The problem:
Would you write out the records below exactly as given?

──────── Data provided ────────

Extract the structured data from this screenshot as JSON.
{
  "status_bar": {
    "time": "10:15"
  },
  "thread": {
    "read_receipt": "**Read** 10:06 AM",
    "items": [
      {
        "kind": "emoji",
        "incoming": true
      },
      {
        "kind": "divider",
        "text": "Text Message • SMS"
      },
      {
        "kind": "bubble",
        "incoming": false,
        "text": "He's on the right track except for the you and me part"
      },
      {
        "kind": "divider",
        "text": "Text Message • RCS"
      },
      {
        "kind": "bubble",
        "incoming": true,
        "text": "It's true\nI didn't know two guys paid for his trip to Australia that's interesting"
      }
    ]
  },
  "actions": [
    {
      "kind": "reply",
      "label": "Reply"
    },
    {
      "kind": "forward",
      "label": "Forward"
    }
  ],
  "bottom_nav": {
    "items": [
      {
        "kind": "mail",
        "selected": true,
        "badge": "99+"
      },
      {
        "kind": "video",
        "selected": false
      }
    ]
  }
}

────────

Problem solution:
Extract the structured data from this screenshot as JSON.
{
  "status_bar": {
    "time": "10:15"
  },
  "thread": {
    "read_receipt": "**Read** 10:06 AM",
    "items": [
      {
        "kind": "emoji",
        "incoming": true
      },
      {
        "kind": "divider",
        "text": "Text Message • SMS"
      },
      {
        "kind": "bubble",
        "incoming": false,
        "text": "He's on the right track except for the you and me part"
      },
      {
        "kind": "divider",
        "text": "Text Message • RCS"
      },
      {
        "kind": "bubble",
        "incoming": true,
        "text": "It's true\nI didn't know two guys paid for his trip to Australia that's interesting"
      }
    ]
  },
  "actions": [
    {
      "kind": "reply",
      "label": "Reply"
    },
    {
      "kind": "forward",
      "label": "Forward"
    }
  ],
  "bottom_nav": {
    "items": [
      {
        "kind": "mail",
        "selected": true,
        "badge": "99+"
      },
      {
        "kind": "video",
        "selected": false
      }
    ]
  }
}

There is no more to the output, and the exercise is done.